We’ve passed the one-week mark and we’ve had a week of orientation interspersed with one public holiday, one power-cut, and two water-cuts already.
First impressions: Honiara is dusty and hot. Everyone keeps telling us the weather has been on the cooler side as we’re in the middle of the Solomon’s version of winter… but 30+ degrees doesn’t feel cool to me.
Also, Honiara is dirty. The worst offenders being rubbish and betel nut spit.
Surprisingly, you can get most Western things here you just have look in the right places and pay the expat tax for your nice expat things. A block of Whittaker’s is $7 NZD, a litre of long-life milk around the $3 NZD mark, and cheese about $30 NZD per kg.
There are even cafes and coffees.
Overall, pretty reasonable considering it all came on a boat but also not that great because Nid and I aren’t earning a real NZ salary.
Fruit and veg, on the other hand, are cheap. Fresh drinking coconuts are $1 NZD, huge bunches of bananas for $1-2 NZD, bunches of cabbage and bok choy for $1-2 NZD, and pineapples from $2-6 NZD depending on the size.
The groceries that aren’t cheap is the stuff that can’t grow or breed here which mean the expats here go bonkers for things like broccoli and cheese.

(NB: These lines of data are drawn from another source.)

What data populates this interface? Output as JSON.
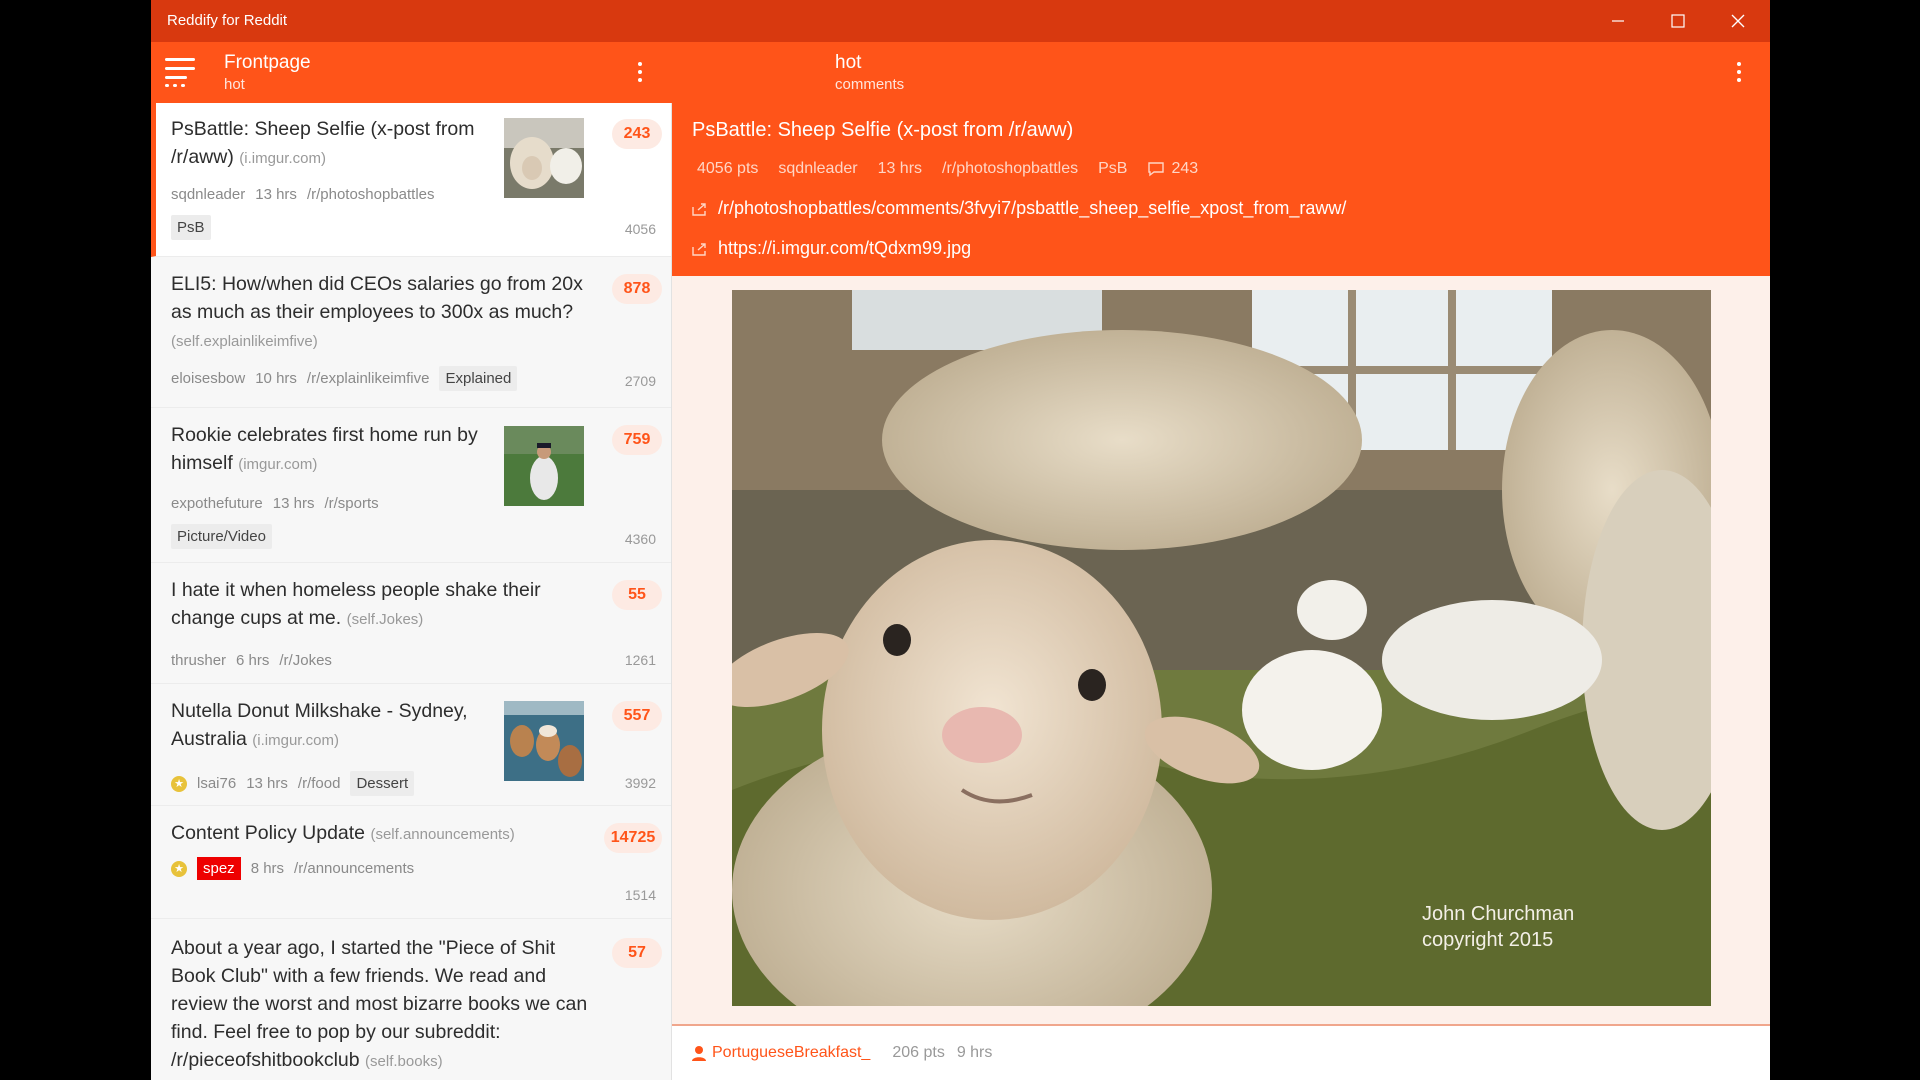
{
  "app": {
    "title": "Reddify for Reddit"
  },
  "colors": {
    "accent": "#ff5419",
    "titlebar": "#d8390f"
  },
  "left_header": {
    "title": "Frontpage",
    "subtitle": "hot"
  },
  "right_header": {
    "title": "hot",
    "subtitle": "comments"
  },
  "posts": [
    {
      "title": "PsBattle: Sheep Selfie (x-post from /r/aww)",
      "domain": "(i.imgur.com)",
      "author": "sqdnleader",
      "age": "13 hrs",
      "subreddit": "/r/photoshopbattles",
      "flair": "PsB",
      "score": "243",
      "comments": "4056",
      "thumb": "sheep"
    },
    {
      "title": "ELI5: How/when did CEOs salaries go from 20x as much as their employees to 300x as much?",
      "domain": "(self.explainlikeimfive)",
      "author": "eloisesbow",
      "age": "10 hrs",
      "subreddit": "/r/explainlikeimfive",
      "flair": "Explained",
      "score": "878",
      "comments": "2709"
    },
    {
      "title": "Rookie celebrates first home run by himself",
      "domain": "(imgur.com)",
      "author": "expothefuture",
      "age": "13 hrs",
      "subreddit": "/r/sports",
      "flair": "Picture/Video",
      "score": "759",
      "comments": "4360",
      "thumb": "baseball"
    },
    {
      "title": "I hate it when homeless people shake their change cups at me.",
      "domain": "(self.Jokes)",
      "author": "thrusher",
      "age": "6 hrs",
      "subreddit": "/r/Jokes",
      "score": "55",
      "comments": "1261"
    },
    {
      "title": "Nutella Donut Milkshake - Sydney, Australia",
      "domain": "(i.imgur.com)",
      "author": "lsai76",
      "age": "13 hrs",
      "subreddit": "/r/food",
      "flair": "Dessert",
      "score": "557",
      "comments": "3992",
      "thumb": "food"
    },
    {
      "title": "Content Policy Update",
      "domain": "(self.announcements)",
      "author": "spez",
      "age": "8 hrs",
      "subreddit": "/r/announcements",
      "score": "14725",
      "comments": "1514"
    },
    {
      "title": "About a year ago, I started the \"Piece of Shit Book Club\" with a few friends. We read and review the worst and most bizarre books we can find. Feel free to pop by our subreddit: /r/pieceofshitbookclub",
      "domain": "(self.books)",
      "score": "57"
    }
  ],
  "detail": {
    "title": "PsBattle: Sheep Selfie (x-post from /r/aww)",
    "points": "4056 pts",
    "author": "sqdnleader",
    "age": "13 hrs",
    "subreddit": "/r/photoshopbattles",
    "flair": "PsB",
    "comments": "243",
    "permalink": "/r/photoshopbattles/comments/3fvyi7/psbattle_sheep_selfie_xpost_from_raww/",
    "url": "https://i.imgur.com/tQdxm99.jpg",
    "watermark_line1": "John Churchman",
    "watermark_line2": "copyright 2015"
  },
  "comment_bar": {
    "author": "PortugueseBreakfast_",
    "points": "206 pts",
    "age": "9 hrs"
  }
}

The people here are pleasant. The expats are numerous and very nice, and the locals friendly and more diverse than we expected. Some are very dark-skinned, others are lighter skinned, blonde, dark-haired, and some with scar moko on their faces.
Solomon Islands is made up of nine provinces/outer islands with Honiara being a kind of anomaly where culture has grown slack. When you ask a Solomon Islander where they come from, they’ll tell you the island and village they hail from. Still learning about all of this, but it has been insightful so far.

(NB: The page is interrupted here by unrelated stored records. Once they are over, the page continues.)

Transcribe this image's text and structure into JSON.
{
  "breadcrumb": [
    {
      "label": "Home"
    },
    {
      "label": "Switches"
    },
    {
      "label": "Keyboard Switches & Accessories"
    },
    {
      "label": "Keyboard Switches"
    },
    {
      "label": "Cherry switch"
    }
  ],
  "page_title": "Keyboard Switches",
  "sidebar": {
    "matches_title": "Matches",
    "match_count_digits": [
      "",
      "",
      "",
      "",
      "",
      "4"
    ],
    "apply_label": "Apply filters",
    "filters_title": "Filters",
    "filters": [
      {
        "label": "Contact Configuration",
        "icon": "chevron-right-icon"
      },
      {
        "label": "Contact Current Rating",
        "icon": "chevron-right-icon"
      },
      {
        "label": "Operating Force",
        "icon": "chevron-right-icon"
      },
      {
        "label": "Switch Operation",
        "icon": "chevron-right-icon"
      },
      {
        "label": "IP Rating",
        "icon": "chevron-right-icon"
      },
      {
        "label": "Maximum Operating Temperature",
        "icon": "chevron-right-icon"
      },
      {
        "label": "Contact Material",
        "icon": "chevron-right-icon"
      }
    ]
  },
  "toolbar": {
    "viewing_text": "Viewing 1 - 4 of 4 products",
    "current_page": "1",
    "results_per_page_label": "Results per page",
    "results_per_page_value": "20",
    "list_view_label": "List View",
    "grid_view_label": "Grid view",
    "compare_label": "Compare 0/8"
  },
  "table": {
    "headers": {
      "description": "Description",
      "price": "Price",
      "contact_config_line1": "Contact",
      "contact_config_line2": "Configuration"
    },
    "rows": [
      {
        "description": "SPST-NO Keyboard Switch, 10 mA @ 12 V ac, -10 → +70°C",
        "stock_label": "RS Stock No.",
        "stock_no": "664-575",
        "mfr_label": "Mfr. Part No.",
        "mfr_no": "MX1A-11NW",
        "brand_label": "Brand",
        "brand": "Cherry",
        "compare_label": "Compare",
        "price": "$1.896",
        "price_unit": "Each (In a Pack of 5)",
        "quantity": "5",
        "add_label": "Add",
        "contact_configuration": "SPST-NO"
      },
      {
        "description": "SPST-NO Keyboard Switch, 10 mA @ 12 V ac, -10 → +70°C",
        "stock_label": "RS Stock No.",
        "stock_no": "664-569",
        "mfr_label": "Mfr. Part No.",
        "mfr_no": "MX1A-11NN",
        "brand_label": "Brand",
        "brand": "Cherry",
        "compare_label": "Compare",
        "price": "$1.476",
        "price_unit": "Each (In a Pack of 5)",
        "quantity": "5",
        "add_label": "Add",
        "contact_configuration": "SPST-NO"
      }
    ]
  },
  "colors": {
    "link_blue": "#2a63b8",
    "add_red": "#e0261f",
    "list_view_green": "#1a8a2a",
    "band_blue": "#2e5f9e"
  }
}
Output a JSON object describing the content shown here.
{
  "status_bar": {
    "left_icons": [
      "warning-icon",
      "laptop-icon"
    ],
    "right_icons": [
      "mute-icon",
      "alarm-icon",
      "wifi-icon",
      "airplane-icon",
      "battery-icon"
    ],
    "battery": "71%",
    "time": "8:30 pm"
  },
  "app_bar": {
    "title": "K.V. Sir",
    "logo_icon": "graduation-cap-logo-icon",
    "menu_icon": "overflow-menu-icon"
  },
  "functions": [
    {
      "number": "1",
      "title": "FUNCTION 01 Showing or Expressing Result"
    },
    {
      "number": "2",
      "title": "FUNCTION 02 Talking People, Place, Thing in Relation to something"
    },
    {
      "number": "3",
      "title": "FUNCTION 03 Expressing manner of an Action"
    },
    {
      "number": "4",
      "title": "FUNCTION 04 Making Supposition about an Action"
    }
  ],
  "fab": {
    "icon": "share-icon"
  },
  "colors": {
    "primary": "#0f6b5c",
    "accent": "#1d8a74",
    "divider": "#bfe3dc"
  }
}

Tomorrow, Nid starts his job while Dan starts contemplating the meaning of life in the Sollies.